Jennifer Pizer ’87 of Lambda Legal, OUTLaw’s Alumna of the Year, discusses the LGBTQ community’s priority issues

OUTLaw, the NYU Law student group that unites self-identifying LGBTQ students, alumni, faculty, and staff and their allies, honored Jennifer Pizer ’87 as OUTLaw’s Alumna of the Year during a virtual event on January 26. Pizer, senior counsel and director of strategic initiatives at Lambda Legal, discussed what she saw as the ongoing major priorities for the LGBTQ rights movement and engaged in an informal question and answer session after delivering her remarks.

Jennifer Pizer
Jennifer Pizer '87

Pizer, who was co-chair of Lesbian and Gay Law Students (a previous iteration of OUTLaw) during her time at NYU Law, identified five key areas of focus: creating a safe and inclusive society for transgender and non-binary people; combating what she called “the dangerous overexpansion of religious rights to discriminate” against LGBTQ individuals; addressing the impact of social stigma and discrimination; increasing diversity in the judiciary at the state and federal levels; and looking beyond US borders to issues affecting LGBTQ citizens in foreign nations.

“As we identify priority themes and think about strategies for moving forward in these very challenging times,” said Pizer, “let’s never lose sight of the fact that this work is about real people, some of whom are our closest loved ones; some of whom we’ll never know; some of whom will be mentors, colleagues, and collaborators whose friendships will enrich every day and make the shared journey worthwhile.”

Watch the video of the event:

Selected remarks by Jennifer Pizer:

“The First Amendment’s two religion clauses are supposed to be in balance, protecting freedom of religion and freedom from religion.
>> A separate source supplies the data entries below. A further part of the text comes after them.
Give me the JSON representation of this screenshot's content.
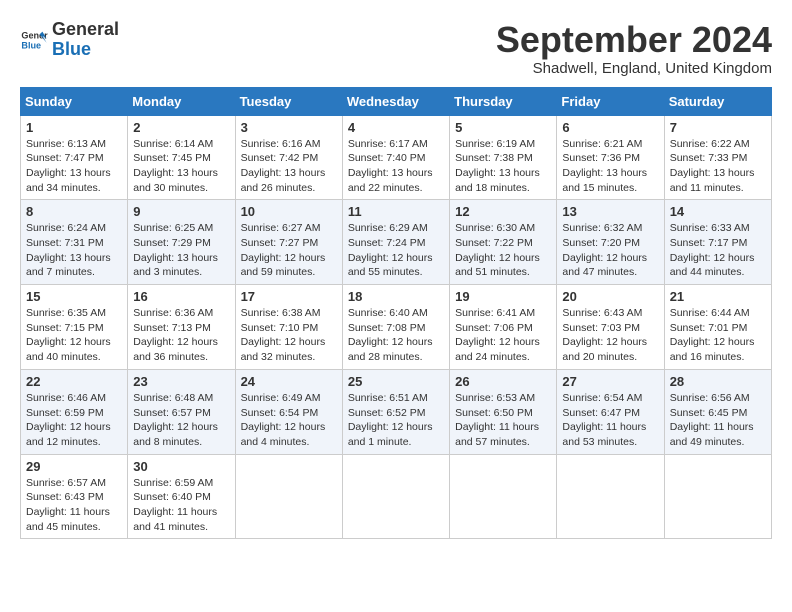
{
  "header": {
    "logo_line1": "General",
    "logo_line2": "Blue",
    "month": "September 2024",
    "location": "Shadwell, England, United Kingdom"
  },
  "weekdays": [
    "Sunday",
    "Monday",
    "Tuesday",
    "Wednesday",
    "Thursday",
    "Friday",
    "Saturday"
  ],
  "weeks": [
    [
      {
        "day": "1",
        "lines": [
          "Sunrise: 6:13 AM",
          "Sunset: 7:47 PM",
          "Daylight: 13 hours",
          "and 34 minutes."
        ]
      },
      {
        "day": "2",
        "lines": [
          "Sunrise: 6:14 AM",
          "Sunset: 7:45 PM",
          "Daylight: 13 hours",
          "and 30 minutes."
        ]
      },
      {
        "day": "3",
        "lines": [
          "Sunrise: 6:16 AM",
          "Sunset: 7:42 PM",
          "Daylight: 13 hours",
          "and 26 minutes."
        ]
      },
      {
        "day": "4",
        "lines": [
          "Sunrise: 6:17 AM",
          "Sunset: 7:40 PM",
          "Daylight: 13 hours",
          "and 22 minutes."
        ]
      },
      {
        "day": "5",
        "lines": [
          "Sunrise: 6:19 AM",
          "Sunset: 7:38 PM",
          "Daylight: 13 hours",
          "and 18 minutes."
        ]
      },
      {
        "day": "6",
        "lines": [
          "Sunrise: 6:21 AM",
          "Sunset: 7:36 PM",
          "Daylight: 13 hours",
          "and 15 minutes."
        ]
      },
      {
        "day": "7",
        "lines": [
          "Sunrise: 6:22 AM",
          "Sunset: 7:33 PM",
          "Daylight: 13 hours",
          "and 11 minutes."
        ]
      }
    ],
    [
      {
        "day": "8",
        "lines": [
          "Sunrise: 6:24 AM",
          "Sunset: 7:31 PM",
          "Daylight: 13 hours",
          "and 7 minutes."
        ]
      },
      {
        "day": "9",
        "lines": [
          "Sunrise: 6:25 AM",
          "Sunset: 7:29 PM",
          "Daylight: 13 hours",
          "and 3 minutes."
        ]
      },
      {
        "day": "10",
        "lines": [
          "Sunrise: 6:27 AM",
          "Sunset: 7:27 PM",
          "Daylight: 12 hours",
          "and 59 minutes."
        ]
      },
      {
        "day": "11",
        "lines": [
          "Sunrise: 6:29 AM",
          "Sunset: 7:24 PM",
          "Daylight: 12 hours",
          "and 55 minutes."
        ]
      },
      {
        "day": "12",
        "lines": [
          "Sunrise: 6:30 AM",
          "Sunset: 7:22 PM",
          "Daylight: 12 hours",
          "and 51 minutes."
        ]
      },
      {
        "day": "13",
        "lines": [
          "Sunrise: 6:32 AM",
          "Sunset: 7:20 PM",
          "Daylight: 12 hours",
          "and 47 minutes."
        ]
      },
      {
        "day": "14",
        "lines": [
          "Sunrise: 6:33 AM",
          "Sunset: 7:17 PM",
          "Daylight: 12 hours",
          "and 44 minutes."
        ]
      }
    ],
    [
      {
        "day": "15",
        "lines": [
          "Sunrise: 6:35 AM",
          "Sunset: 7:15 PM",
          "Daylight: 12 hours",
          "and 40 minutes."
        ]
      },
      {
        "day": "16",
        "lines": [
          "Sunrise: 6:36 AM",
          "Sunset: 7:13 PM",
          "Daylight: 12 hours",
          "and 36 minutes."
        ]
      },
      {
        "day": "17",
        "lines": [
          "Sunrise: 6:38 AM",
          "Sunset: 7:10 PM",
          "Daylight: 12 hours",
          "and 32 minutes."
        ]
      },
      {
        "day": "18",
        "lines": [
          "Sunrise: 6:40 AM",
          "Sunset: 7:08 PM",
          "Daylight: 12 hours",
          "and 28 minutes."
        ]
      },
      {
        "day": "19",
        "lines": [
          "Sunrise: 6:41 AM",
          "Sunset: 7:06 PM",
          "Daylight: 12 hours",
          "and 24 minutes."
        ]
      },
      {
        "day": "20",
        "lines": [
          "Sunrise: 6:43 AM",
          "Sunset: 7:03 PM",
          "Daylight: 12 hours",
          "and 20 minutes."
        ]
      },
      {
        "day": "21",
        "lines": [
          "Sunrise: 6:44 AM",
          "Sunset: 7:01 PM",
          "Daylight: 12 hours",
          "and 16 minutes."
        ]
      }
    ],
    [
      {
        "day": "22",
        "lines": [
          "Sunrise: 6:46 AM",
          "Sunset: 6:59 PM",
          "Daylight: 12 hours",
          "and 12 minutes."
        ]
      },
      {
        "day": "23",
        "lines": [
          "Sunrise: 6:48 AM",
          "Sunset: 6:57 PM",
          "Daylight: 12 hours",
          "and 8 minutes."
        ]
      },
      {
        "day": "24",
        "lines": [
          "Sunrise: 6:49 AM",
          "Sunset: 6:54 PM",
          "Daylight: 12 hours",
          "and 4 minutes."
        ]
      },
      {
        "day": "25",
        "lines": [
          "Sunrise: 6:51 AM",
          "Sunset: 6:52 PM",
          "Daylight: 12 hours",
          "and 1 minute."
        ]
      },
      {
        "day": "26",
        "lines": [
          "Sunrise: 6:53 AM",
          "Sunset: 6:50 PM",
          "Daylight: 11 hours",
          "and 57 minutes."
        ]
      },
      {
        "day": "27",
        "lines": [
          "Sunrise: 6:54 AM",
          "Sunset: 6:47 PM",
          "Daylight: 11 hours",
          "and 53 minutes."
        ]
      },
      {
        "day": "28",
        "lines": [
          "Sunrise: 6:56 AM",
          "Sunset: 6:45 PM",
          "Daylight: 11 hours",
          "and 49 minutes."
        ]
      }
    ],
    [
      {
        "day": "29",
        "lines": [
          "Sunrise: 6:57 AM",
          "Sunset: 6:43 PM",
          "Daylight: 11 hours",
          "and 45 minutes."
        ]
      },
      {
        "day": "30",
        "lines": [
          "Sunrise: 6:59 AM",
          "Sunset: 6:40 PM",
          "Daylight: 11 hours",
          "and 41 minutes."
        ]
      },
      {
        "day": "",
        "lines": []
      },
      {
        "day": "",
        "lines": []
      },
      {
        "day": "",
        "lines": []
      },
      {
        "day": "",
        "lines": []
      },
      {
        "day": "",
        "lines": []
      }
    ]
  ]
}
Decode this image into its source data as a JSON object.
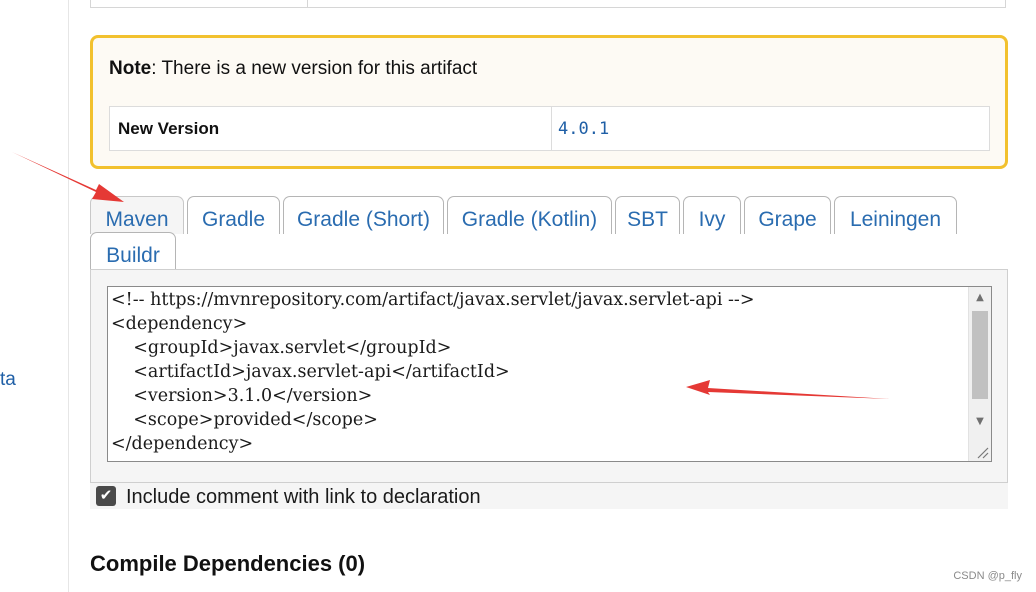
{
  "sidebar": {
    "partial_link": "ta"
  },
  "note": {
    "label": "Note",
    "message": ": There is a new version for this artifact",
    "row_label": "New Version",
    "row_value": "4.0.1"
  },
  "tabs": [
    {
      "label": "Maven",
      "active": true
    },
    {
      "label": "Gradle"
    },
    {
      "label": "Gradle (Short)"
    },
    {
      "label": "Gradle (Kotlin)"
    },
    {
      "label": "SBT"
    },
    {
      "label": "Ivy"
    },
    {
      "label": "Grape"
    },
    {
      "label": "Leiningen"
    },
    {
      "label": "Buildr"
    }
  ],
  "code": {
    "lines": [
      "<!-- https://mvnrepository.com/artifact/javax.servlet/javax.servlet-api -->",
      "<dependency>",
      "    <groupId>javax.servlet</groupId>",
      "    <artifactId>javax.servlet-api</artifactId>",
      "    <version>3.1.0</version>",
      "    <scope>provided</scope>",
      "</dependency>"
    ]
  },
  "include_comment": {
    "label": "Include comment with link to declaration",
    "checked": true
  },
  "section": {
    "title": "Compile Dependencies (0)"
  },
  "watermark": "CSDN @p_fly",
  "colors": {
    "accent": "#f2c12e",
    "link": "#1f5fa6",
    "annotation_arrow": "#e53935"
  }
}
But in our current Supreme Court, the free exercise clause seems to have morphed into Pac-Man…and to have devoured the establishment clause bite by bite by bite, leaving hardly any trace.” (video 13:59)

“Our movement has faced a hostile Supreme Court before. In fact, it was especially dramatic the year I was co-chair of this group—1986—when [the Court] decided same-sex couples have no constitutional privacy rights, and can be subjected to arrest and prosecution for adult intimacy in our own bedrooms…. We shifted our strategies then. We moved into state courts and developed more robust equal protection approaches, and will probably make some analogous shifts now. But let’s never think our advocacy can succeed if we just litigate. Our movement flourishes by telling our stories and calling for justice in every forum simultaneously.” (video 14:24)

“Sometimes we know we’re likely to lose. I want to quote my good friend Evan Wolfson, who says, ‘Well, but can we lose forward?’ If we bring a case that we know we’re going to lose, will we amplify a story of injustice that reaches people, even if we think the judge’s ears are going to be closed, or the justices’ ears are going to be closed?... Let’s appreciate the importance of visibility. Lawyers are often storytellers, but pride marches matter, too, and visibility in large corporations, and media coverage.” (video 33:30)

Posted February 16, 2022. Updated August 24, 2022. Photo credit: Lambda Legal.